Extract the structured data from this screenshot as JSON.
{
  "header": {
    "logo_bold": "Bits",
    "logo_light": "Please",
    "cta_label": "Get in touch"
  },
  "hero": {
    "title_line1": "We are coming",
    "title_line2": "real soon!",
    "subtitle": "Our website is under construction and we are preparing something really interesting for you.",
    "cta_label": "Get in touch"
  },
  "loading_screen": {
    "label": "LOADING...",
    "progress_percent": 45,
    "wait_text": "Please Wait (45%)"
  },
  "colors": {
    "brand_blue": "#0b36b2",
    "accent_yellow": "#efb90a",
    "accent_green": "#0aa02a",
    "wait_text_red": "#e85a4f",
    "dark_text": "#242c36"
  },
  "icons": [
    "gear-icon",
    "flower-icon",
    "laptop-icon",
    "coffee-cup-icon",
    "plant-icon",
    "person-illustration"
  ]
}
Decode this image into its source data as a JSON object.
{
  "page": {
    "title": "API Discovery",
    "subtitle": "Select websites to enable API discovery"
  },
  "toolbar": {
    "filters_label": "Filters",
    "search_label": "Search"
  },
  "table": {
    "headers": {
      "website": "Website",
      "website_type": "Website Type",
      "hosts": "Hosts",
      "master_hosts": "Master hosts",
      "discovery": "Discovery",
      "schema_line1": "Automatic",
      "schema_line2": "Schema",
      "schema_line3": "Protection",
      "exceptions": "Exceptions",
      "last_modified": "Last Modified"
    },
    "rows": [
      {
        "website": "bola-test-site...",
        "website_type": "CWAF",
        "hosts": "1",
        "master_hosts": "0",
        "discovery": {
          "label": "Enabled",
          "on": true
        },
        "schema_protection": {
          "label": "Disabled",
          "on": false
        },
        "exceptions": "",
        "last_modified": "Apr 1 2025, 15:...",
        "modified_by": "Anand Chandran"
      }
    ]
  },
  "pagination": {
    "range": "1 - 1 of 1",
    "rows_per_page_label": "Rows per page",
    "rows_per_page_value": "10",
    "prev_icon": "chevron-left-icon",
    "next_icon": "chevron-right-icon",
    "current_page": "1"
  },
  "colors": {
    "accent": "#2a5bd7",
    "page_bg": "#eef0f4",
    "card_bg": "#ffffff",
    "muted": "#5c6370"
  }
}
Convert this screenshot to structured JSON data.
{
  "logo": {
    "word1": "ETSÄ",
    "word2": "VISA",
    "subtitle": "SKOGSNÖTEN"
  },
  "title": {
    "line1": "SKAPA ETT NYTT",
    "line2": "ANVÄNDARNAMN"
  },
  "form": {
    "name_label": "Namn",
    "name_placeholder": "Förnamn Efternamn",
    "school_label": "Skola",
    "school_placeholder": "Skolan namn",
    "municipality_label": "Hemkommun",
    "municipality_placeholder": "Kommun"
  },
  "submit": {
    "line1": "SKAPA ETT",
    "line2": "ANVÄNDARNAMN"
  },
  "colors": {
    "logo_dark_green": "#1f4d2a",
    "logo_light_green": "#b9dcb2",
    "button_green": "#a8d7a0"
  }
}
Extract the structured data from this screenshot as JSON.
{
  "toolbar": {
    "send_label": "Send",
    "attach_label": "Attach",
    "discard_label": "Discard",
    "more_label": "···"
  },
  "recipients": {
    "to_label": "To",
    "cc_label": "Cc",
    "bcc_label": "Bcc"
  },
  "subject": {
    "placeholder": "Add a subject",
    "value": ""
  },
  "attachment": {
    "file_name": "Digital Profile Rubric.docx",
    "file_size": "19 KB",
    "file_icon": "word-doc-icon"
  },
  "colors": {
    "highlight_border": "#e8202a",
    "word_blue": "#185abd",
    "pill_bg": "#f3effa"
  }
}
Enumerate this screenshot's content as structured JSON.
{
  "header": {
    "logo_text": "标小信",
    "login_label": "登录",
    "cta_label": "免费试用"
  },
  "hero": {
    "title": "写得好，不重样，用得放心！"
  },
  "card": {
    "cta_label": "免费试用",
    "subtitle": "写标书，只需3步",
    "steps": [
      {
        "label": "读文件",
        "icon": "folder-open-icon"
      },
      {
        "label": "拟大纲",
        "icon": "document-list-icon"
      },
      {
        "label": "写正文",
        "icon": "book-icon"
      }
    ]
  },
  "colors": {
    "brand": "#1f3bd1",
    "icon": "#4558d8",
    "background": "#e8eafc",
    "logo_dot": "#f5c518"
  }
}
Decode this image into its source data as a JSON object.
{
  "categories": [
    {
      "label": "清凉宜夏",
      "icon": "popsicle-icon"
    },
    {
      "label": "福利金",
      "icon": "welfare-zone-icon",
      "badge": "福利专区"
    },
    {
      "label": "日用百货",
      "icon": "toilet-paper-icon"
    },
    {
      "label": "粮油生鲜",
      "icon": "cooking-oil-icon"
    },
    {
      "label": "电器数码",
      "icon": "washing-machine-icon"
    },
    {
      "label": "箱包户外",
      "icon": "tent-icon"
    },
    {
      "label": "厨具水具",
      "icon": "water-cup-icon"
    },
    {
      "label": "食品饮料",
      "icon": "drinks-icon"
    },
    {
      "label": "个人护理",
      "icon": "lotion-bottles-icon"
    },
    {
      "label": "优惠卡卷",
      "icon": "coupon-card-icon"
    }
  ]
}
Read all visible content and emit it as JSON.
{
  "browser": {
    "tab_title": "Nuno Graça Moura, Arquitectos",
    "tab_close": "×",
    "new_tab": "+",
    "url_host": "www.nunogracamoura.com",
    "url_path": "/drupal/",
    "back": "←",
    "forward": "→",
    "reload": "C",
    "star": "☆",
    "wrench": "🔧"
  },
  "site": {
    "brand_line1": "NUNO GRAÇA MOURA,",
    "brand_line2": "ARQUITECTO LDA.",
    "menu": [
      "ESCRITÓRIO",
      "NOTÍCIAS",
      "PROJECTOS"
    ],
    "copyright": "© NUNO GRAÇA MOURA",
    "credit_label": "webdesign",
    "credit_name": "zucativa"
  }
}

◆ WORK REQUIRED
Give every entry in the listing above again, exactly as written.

◆ EXPECTED ANSWER
Extract the structured data from this screenshot as JSON.
{
  "header": {
    "logo_bold": "Bits",
    "logo_light": "Please",
    "cta_label": "Get in touch"
  },
  "hero": {
    "title_line1": "We are coming",
    "title_line2": "real soon!",
    "subtitle": "Our website is under construction and we are preparing something really interesting for you.",
    "cta_label": "Get in touch"
  },
  "loading_screen": {
    "label": "LOADING...",
    "progress_percent": 45,
    "wait_text": "Please Wait (45%)"
  },
  "colors": {
    "brand_blue": "#0b36b2",
    "accent_yellow": "#efb90a",
    "accent_green": "#0aa02a",
    "wait_text_red": "#e85a4f",
    "dark_text": "#242c36"
  },
  "icons": [
    "gear-icon",
    "flower-icon",
    "laptop-icon",
    "coffee-cup-icon",
    "plant-icon",
    "person-illustration"
  ]
}
Decode this image into its source data as a JSON object.
{
  "page": {
    "title": "API Discovery",
    "subtitle": "Select websites to enable API discovery"
  },
  "toolbar": {
    "filters_label": "Filters",
    "search_label": "Search"
  },
  "table": {
    "headers": {
      "website": "Website",
      "website_type": "Website Type",
      "hosts": "Hosts",
      "master_hosts": "Master hosts",
      "discovery": "Discovery",
      "schema_line1": "Automatic",
      "schema_line2": "Schema",
      "schema_line3": "Protection",
      "exceptions": "Exceptions",
      "last_modified": "Last Modified"
    },
    "rows": [
      {
        "website": "bola-test-site...",
        "website_type": "CWAF",
        "hosts": "1",
        "master_hosts": "0",
        "discovery": {
          "label": "Enabled",
          "on": true
        },
        "schema_protection": {
          "label": "Disabled",
          "on": false
        },
        "exceptions": "",
        "last_modified": "Apr 1 2025, 15:...",
        "modified_by": "Anand Chandran"
      }
    ]
  },
  "pagination": {
    "range": "1 - 1 of 1",
    "rows_per_page_label": "Rows per page",
    "rows_per_page_value": "10",
    "prev_icon": "chevron-left-icon",
    "next_icon": "chevron-right-icon",
    "current_page": "1"
  },
  "colors": {
    "accent": "#2a5bd7",
    "page_bg": "#eef0f4",
    "card_bg": "#ffffff",
    "muted": "#5c6370"
  }
}
Convert this screenshot to structured JSON data.
{
  "logo": {
    "word1": "ETSÄ",
    "word2": "VISA",
    "subtitle": "SKOGSNÖTEN"
  },
  "title": {
    "line1": "SKAPA ETT NYTT",
    "line2": "ANVÄNDARNAMN"
  },
  "form": {
    "name_label": "Namn",
    "name_placeholder": "Förnamn Efternamn",
    "school_label": "Skola",
    "school_placeholder": "Skolan namn",
    "municipality_label": "Hemkommun",
    "municipality_placeholder": "Kommun"
  },
  "submit": {
    "line1": "SKAPA ETT",
    "line2": "ANVÄNDARNAMN"
  },
  "colors": {
    "logo_dark_green": "#1f4d2a",
    "logo_light_green": "#b9dcb2",
    "button_green": "#a8d7a0"
  }
}
Extract the structured data from this screenshot as JSON.
{
  "toolbar": {
    "send_label": "Send",
    "attach_label": "Attach",
    "discard_label": "Discard",
    "more_label": "···"
  },
  "recipients": {
    "to_label": "To",
    "cc_label": "Cc",
    "bcc_label": "Bcc"
  },
  "subject": {
    "placeholder": "Add a subject",
    "value": ""
  },
  "attachment": {
    "file_name": "Digital Profile Rubric.docx",
    "file_size": "19 KB",
    "file_icon": "word-doc-icon"
  },
  "colors": {
    "highlight_border": "#e8202a",
    "word_blue": "#185abd",
    "pill_bg": "#f3effa"
  }
}
Enumerate this screenshot's content as structured JSON.
{
  "header": {
    "logo_text": "标小信",
    "login_label": "登录",
    "cta_label": "免费试用"
  },
  "hero": {
    "title": "写得好，不重样，用得放心！"
  },
  "card": {
    "cta_label": "免费试用",
    "subtitle": "写标书，只需3步",
    "steps": [
      {
        "label": "读文件",
        "icon": "folder-open-icon"
      },
      {
        "label": "拟大纲",
        "icon": "document-list-icon"
      },
      {
        "label": "写正文",
        "icon": "book-icon"
      }
    ]
  },
  "colors": {
    "brand": "#1f3bd1",
    "icon": "#4558d8",
    "background": "#e8eafc",
    "logo_dot": "#f5c518"
  }
}
Decode this image into its source data as a JSON object.
{
  "categories": [
    {
      "label": "清凉宜夏",
      "icon": "popsicle-icon"
    },
    {
      "label": "福利金",
      "icon": "welfare-zone-icon",
      "badge": "福利专区"
    },
    {
      "label": "日用百货",
      "icon": "toilet-paper-icon"
    },
    {
      "label": "粮油生鲜",
      "icon": "cooking-oil-icon"
    },
    {
      "label": "电器数码",
      "icon": "washing-machine-icon"
    },
    {
      "label": "箱包户外",
      "icon": "tent-icon"
    },
    {
      "label": "厨具水具",
      "icon": "water-cup-icon"
    },
    {
      "label": "食品饮料",
      "icon": "drinks-icon"
    },
    {
      "label": "个人护理",
      "icon": "lotion-bottles-icon"
    },
    {
      "label": "优惠卡卷",
      "icon": "coupon-card-icon"
    }
  ]
}
Read all visible content and emit it as JSON.
{
  "browser": {
    "tab_title": "Nuno Graça Moura, Arquitectos",
    "tab_close": "×",
    "new_tab": "+",
    "url_host": "www.nunogracamoura.com",
    "url_path": "/drupal/",
    "back": "←",
    "forward": "→",
    "reload": "C",
    "star": "☆",
    "wrench": "🔧"
  },
  "site": {
    "brand_line1": "NUNO GRAÇA MOURA,",
    "brand_line2": "ARQUITECTO LDA.",
    "menu": [
      "ESCRITÓRIO",
      "NOTÍCIAS",
      "PROJECTOS"
    ],
    "copyright": "© NUNO GRAÇA MOURA",
    "credit_label": "webdesign",
    "credit_name": "zucativa"
  }
}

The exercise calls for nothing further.